** Available records follows **

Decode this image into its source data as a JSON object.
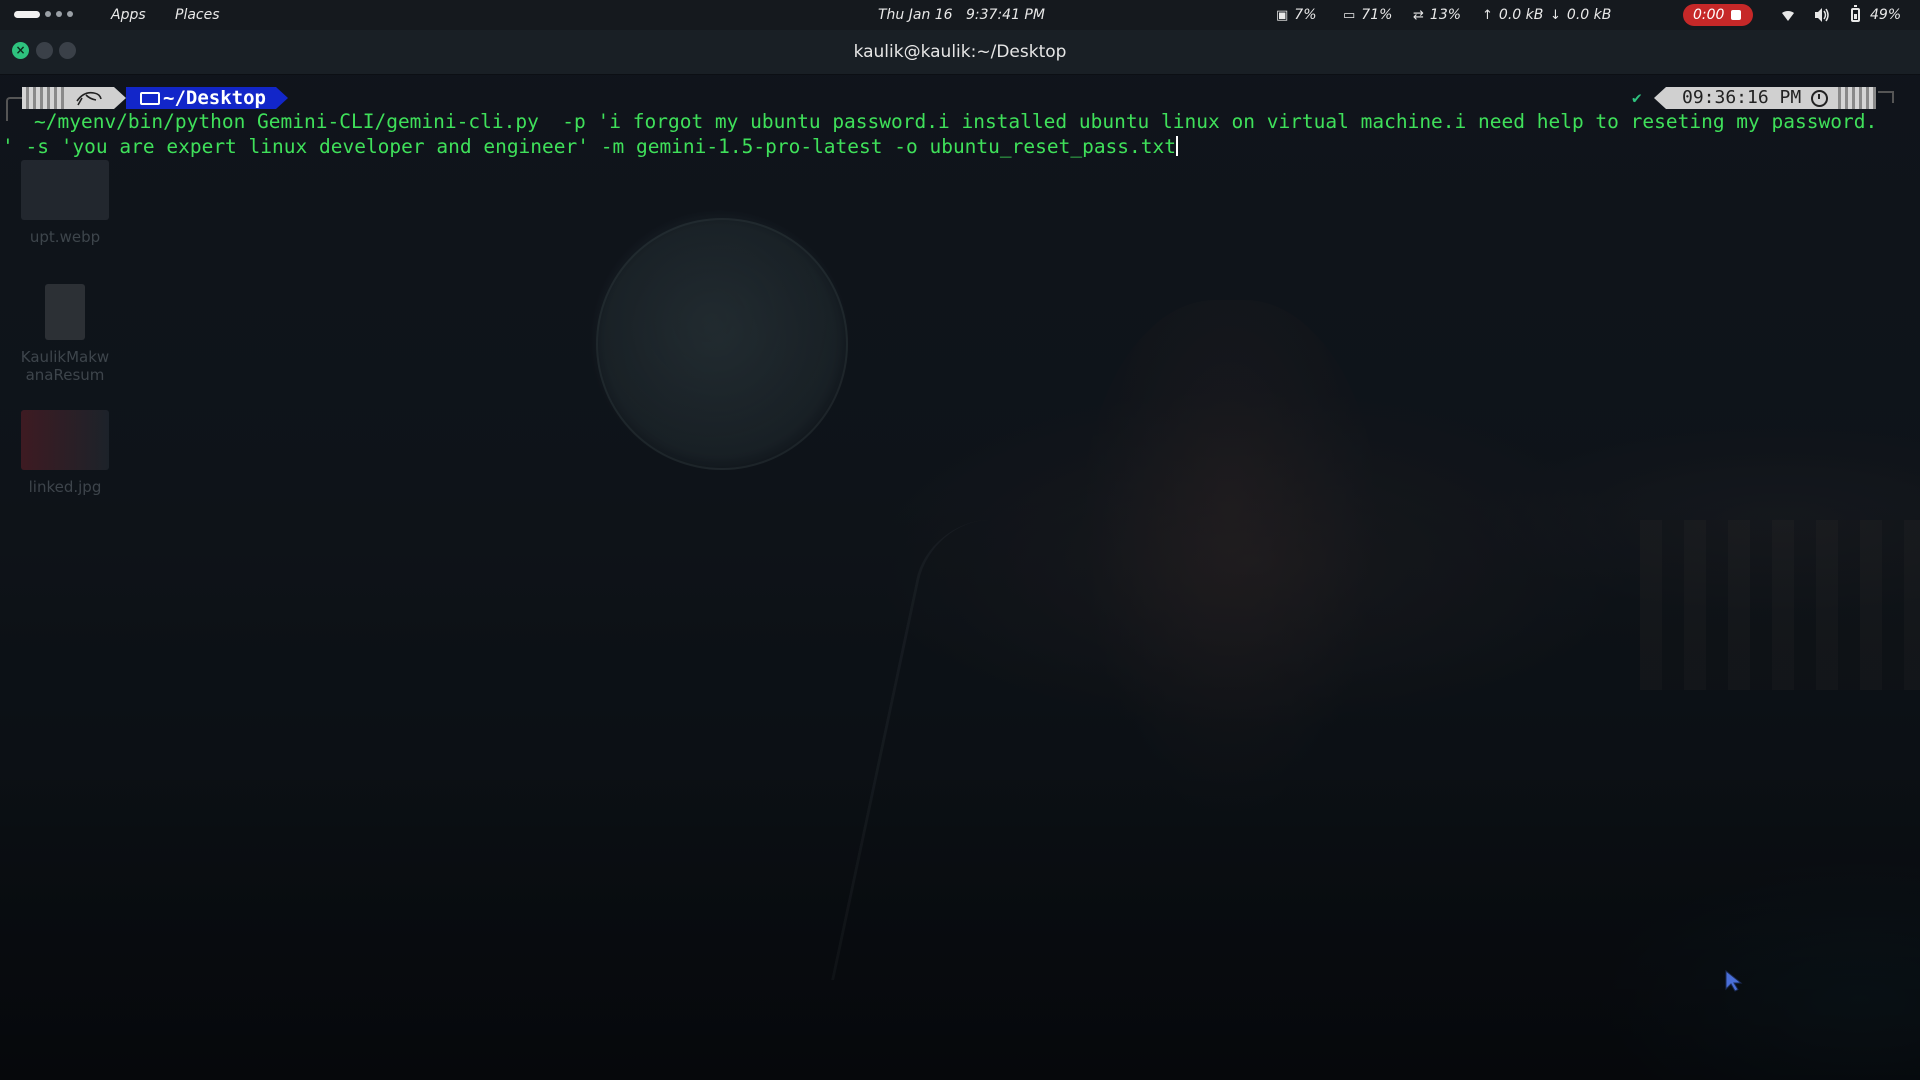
{
  "top_panel": {
    "apps_label": "Apps",
    "places_label": "Places",
    "date": "Thu Jan 16",
    "time": "9:37:41 PM",
    "cpu": "7%",
    "memory": "71%",
    "swap": "13%",
    "upload": "0.0 kB",
    "download": "0.0 kB",
    "recording_timer": "0:00",
    "battery": "49%",
    "recording_color": "#c62828"
  },
  "window": {
    "title": "kaulik@kaulik:~/Desktop"
  },
  "desktop_icons": [
    {
      "label": "upt.webp",
      "icon": "image-icon"
    },
    {
      "label": "KaulikMakwanaResum",
      "icon": "document-icon"
    },
    {
      "label": "linked.jpg",
      "icon": "image-icon"
    }
  ],
  "prompt": {
    "directory": "~/Desktop",
    "status": "✔",
    "time": "09:36:16 PM"
  },
  "command": {
    "line1": "~/myenv/bin/python Gemini-CLI/gemini-cli.py  -p 'i forgot my ubuntu password.i installed ubuntu linux on virtual machine.i need help to reseting my password.",
    "line2": "' -s 'you are expert linux developer and engineer' -m gemini-1.5-pro-latest -o ubuntu_reset_pass.txt",
    "text_color": "#3fe05a"
  }
}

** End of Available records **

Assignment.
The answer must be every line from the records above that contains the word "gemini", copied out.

Written response.
    "line1": "~/myenv/bin/python Gemini-CLI/gemini-cli.py  -p 'i forgot my ubuntu password.i installed ubuntu linux on virtual machine.i need help to reseting my password.",
    "line2": "' -s 'you are expert linux developer and engineer' -m gemini-1.5-pro-latest -o ubuntu_reset_pass.txt",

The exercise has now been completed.